I basically just made the list because I have so much rushing through my head all the time, so many things that I wonder about, maybe I could be doing this thing or maybe I should be doing that thing, that I feel totally overwhelmed to even spend a moment trying to figure it out.
I was sitting here trying to think of which girlfriends could talk me off this ledge, and then I realized that if I don’t understand it, how will they? Then I started crying, for Pete’s sake. List is for that, too.
I feel this pressure, probably mostly internal, but there are these Supermamas all around me. Some I work around or see around town, a lot that I find on the web at night when I’m trying to tune out my brain. (Like I used to do with books, sigh.) It almost feels like having kids spurs some women into action. Doesn’t it seem like that is the case?  She couldn’t find nontoxic detergent so she formulated one in her kitchen! She couldn’t find organic baby shampoo that her family could afford, so she started making it in her garage! She couldn’t find Earth Mama Angel Baby Bottom Balm locally, so she opened a shop! She wanted to do yoga with her kids, so she started a baby and me yoga studio! Oh, these mamas, they all have a thing, a niche, a purpose above and beyond the one that all mamas have (ya know, that bit about raising fairly well adjusted and productive members of society).

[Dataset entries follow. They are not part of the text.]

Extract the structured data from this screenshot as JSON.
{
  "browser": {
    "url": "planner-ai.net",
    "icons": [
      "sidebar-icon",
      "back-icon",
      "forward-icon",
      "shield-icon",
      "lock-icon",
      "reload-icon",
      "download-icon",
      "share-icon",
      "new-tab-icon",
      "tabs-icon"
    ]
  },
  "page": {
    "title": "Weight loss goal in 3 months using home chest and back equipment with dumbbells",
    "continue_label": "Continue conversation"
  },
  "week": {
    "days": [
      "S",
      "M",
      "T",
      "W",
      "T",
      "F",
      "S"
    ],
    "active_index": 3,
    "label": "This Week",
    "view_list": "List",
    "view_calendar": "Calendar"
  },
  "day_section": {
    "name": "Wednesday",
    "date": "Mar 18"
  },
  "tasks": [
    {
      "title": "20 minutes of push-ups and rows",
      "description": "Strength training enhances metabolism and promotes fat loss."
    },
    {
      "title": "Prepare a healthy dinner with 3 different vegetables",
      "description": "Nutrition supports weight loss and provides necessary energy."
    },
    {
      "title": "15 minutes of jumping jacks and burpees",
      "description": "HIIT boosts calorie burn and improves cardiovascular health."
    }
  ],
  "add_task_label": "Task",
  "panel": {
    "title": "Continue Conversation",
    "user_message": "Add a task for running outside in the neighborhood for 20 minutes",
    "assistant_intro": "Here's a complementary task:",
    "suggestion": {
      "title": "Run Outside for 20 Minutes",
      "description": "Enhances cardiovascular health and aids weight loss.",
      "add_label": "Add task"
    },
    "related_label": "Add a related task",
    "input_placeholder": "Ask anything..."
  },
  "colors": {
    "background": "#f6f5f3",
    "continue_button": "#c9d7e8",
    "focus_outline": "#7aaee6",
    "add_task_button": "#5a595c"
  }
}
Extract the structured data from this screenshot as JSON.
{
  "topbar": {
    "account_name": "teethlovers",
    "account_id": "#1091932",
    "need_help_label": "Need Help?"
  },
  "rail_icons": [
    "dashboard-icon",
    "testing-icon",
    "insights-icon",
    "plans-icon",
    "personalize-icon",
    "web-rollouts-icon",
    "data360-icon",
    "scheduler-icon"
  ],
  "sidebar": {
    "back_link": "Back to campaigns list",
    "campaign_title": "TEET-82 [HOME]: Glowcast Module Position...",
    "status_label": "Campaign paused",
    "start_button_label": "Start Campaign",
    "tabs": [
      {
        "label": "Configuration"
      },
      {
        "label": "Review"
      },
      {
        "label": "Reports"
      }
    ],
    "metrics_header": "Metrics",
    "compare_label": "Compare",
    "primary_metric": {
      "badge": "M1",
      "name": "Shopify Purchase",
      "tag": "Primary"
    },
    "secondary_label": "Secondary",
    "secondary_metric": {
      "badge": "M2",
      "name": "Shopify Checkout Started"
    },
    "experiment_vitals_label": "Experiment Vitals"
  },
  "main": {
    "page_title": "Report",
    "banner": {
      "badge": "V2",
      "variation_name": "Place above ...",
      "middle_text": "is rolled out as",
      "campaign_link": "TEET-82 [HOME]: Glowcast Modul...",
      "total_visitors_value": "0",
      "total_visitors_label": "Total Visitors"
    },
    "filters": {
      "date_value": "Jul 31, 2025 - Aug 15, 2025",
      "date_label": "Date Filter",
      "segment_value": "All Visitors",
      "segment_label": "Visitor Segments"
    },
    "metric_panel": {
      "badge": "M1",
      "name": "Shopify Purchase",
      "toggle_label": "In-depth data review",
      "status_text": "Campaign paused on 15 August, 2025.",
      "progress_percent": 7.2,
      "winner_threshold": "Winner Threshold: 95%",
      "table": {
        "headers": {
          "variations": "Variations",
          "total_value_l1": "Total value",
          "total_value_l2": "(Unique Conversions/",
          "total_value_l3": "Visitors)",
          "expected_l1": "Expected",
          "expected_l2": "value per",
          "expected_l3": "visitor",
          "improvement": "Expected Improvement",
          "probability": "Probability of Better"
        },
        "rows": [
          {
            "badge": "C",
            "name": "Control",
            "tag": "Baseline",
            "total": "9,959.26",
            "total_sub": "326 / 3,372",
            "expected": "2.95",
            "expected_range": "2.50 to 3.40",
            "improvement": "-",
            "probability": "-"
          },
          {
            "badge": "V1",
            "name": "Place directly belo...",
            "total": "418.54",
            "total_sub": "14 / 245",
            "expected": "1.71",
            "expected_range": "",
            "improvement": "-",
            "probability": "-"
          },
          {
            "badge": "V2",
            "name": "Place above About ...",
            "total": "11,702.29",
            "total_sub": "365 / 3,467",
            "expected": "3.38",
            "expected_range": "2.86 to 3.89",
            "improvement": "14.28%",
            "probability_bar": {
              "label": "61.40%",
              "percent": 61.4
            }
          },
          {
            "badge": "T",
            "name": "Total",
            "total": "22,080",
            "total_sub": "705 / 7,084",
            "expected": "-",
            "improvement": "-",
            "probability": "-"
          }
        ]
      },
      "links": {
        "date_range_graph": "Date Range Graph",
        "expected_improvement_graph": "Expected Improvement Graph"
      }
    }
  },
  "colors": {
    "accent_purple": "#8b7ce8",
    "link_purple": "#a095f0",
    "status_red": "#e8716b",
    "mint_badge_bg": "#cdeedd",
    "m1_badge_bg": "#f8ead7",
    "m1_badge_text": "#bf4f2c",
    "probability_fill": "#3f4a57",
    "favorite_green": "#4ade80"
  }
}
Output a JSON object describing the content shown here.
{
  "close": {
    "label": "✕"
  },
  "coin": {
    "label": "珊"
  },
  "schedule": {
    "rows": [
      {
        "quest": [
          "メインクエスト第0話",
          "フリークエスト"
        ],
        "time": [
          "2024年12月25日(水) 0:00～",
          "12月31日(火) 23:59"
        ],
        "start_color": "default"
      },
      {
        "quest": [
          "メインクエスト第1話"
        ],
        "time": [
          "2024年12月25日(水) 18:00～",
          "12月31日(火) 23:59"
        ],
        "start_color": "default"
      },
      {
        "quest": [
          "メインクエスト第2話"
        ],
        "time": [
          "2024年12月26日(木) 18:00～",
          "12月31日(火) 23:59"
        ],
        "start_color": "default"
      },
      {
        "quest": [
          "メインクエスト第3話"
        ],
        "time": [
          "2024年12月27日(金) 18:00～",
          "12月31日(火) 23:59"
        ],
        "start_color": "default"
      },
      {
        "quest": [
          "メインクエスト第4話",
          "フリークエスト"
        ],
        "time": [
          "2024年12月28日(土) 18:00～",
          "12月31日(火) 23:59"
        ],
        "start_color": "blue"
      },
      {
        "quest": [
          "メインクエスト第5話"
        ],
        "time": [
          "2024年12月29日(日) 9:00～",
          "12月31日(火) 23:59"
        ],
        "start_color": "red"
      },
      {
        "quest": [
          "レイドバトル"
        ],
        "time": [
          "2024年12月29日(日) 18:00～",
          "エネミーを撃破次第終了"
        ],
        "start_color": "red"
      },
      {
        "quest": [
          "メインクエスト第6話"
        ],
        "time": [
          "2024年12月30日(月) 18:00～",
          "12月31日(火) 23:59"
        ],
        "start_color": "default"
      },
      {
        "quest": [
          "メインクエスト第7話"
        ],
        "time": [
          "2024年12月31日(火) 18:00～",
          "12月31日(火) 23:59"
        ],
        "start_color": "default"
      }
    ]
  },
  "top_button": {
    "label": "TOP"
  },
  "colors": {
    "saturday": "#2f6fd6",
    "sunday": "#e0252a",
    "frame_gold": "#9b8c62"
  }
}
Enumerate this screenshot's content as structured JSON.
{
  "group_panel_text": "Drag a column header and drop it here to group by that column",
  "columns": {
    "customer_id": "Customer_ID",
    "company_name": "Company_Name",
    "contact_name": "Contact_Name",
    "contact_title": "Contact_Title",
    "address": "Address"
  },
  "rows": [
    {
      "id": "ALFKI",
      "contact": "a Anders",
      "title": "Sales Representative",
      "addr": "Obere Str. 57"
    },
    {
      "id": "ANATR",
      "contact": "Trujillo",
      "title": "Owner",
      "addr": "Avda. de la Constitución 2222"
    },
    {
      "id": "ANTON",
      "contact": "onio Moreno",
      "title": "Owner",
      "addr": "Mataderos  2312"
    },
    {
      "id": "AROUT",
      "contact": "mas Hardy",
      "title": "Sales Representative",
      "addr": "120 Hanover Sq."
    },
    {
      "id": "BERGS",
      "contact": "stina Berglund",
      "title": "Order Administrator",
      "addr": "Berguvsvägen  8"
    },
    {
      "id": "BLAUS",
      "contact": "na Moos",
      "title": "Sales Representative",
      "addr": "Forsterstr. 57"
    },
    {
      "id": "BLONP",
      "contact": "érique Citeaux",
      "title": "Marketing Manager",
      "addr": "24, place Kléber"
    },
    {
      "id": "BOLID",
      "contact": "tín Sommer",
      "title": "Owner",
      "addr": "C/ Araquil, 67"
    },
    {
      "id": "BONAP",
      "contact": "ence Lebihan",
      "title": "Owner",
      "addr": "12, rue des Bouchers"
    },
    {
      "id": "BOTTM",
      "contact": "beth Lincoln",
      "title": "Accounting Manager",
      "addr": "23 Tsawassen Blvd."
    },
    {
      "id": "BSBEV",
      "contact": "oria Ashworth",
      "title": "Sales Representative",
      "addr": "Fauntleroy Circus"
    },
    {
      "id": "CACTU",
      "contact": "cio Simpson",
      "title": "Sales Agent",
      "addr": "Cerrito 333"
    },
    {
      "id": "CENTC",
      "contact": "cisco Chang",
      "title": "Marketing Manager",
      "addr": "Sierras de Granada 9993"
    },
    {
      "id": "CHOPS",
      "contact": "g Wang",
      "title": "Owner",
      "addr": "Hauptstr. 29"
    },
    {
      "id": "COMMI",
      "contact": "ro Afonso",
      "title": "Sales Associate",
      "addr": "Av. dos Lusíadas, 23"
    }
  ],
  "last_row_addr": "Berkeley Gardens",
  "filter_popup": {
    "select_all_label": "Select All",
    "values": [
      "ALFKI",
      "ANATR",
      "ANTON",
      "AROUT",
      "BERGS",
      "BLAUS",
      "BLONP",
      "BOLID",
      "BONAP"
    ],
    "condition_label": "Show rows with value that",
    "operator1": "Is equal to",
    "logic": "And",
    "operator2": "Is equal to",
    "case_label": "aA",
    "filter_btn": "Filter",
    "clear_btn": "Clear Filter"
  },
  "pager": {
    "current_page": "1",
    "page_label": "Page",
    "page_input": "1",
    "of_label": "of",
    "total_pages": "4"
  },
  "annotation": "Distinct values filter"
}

I seem to end up with a job, but not a thing, not a purpose, not an entrepreneurial calling, not a personal passion.
And, fuck, I WANT ONE. I have to have one. Maybe I’m not feeling any external pressure at all. Maybe that knot in my gut is just ENVY!
Before I had kids I always had a thing. You know, it’s that thing that is your real thing at parties. Someone asks you what you do. You tell them what pays you, then you say “but, right now I’m editing my second music video that I’ve also produced, and I’m loving it.”
How do these Supermamas have the energy to have a thing, kids, and a happy marriage? Or, even just a regular marriage? Is their house a wreck? Does anyone get fed/cradled/band-aided/helped with homework? Because, oh my God, I’m tired most days. I truly feel like I should be able to pull this off. But, if I’m already tired… Who adds to this amount of responsibility voluntarily? Oh yeah, those bitches over there. Fucking Pinterest. What it’s really here for, I just know it, is to show me how everyone else is doing this better. And cleverer. And craftier.
Meanwhile, I have a job that doesn’t suck at all, and is only 30 hours a week. I leave nearly every day in time to pick up my kids from school. (Now, this is new, maybe three months so far). I have a husband that does dishes and laundry (and has a thing, btw, more sighing). I have a decent support system of other moms and family. I have some people in my corner. (It just occurred to me that they are probably wondering what happened to my thing, too. Bah ha ha!) So, again, I really should be able to pull this off. Whatever this is.
I’ve got six ideas.
I’ll either put them on tiny slips and pull one out of a hat, or I’ll torture my friends by discussing it with them until they pick one for me out of sheer exhaustion, or maybe I’ll make a pros and cons poster, or use 3×5 cards.
It’s also very possible that I will just go back to what I’ve been doing, without a thing, which is still a lot. Just not enough somehow.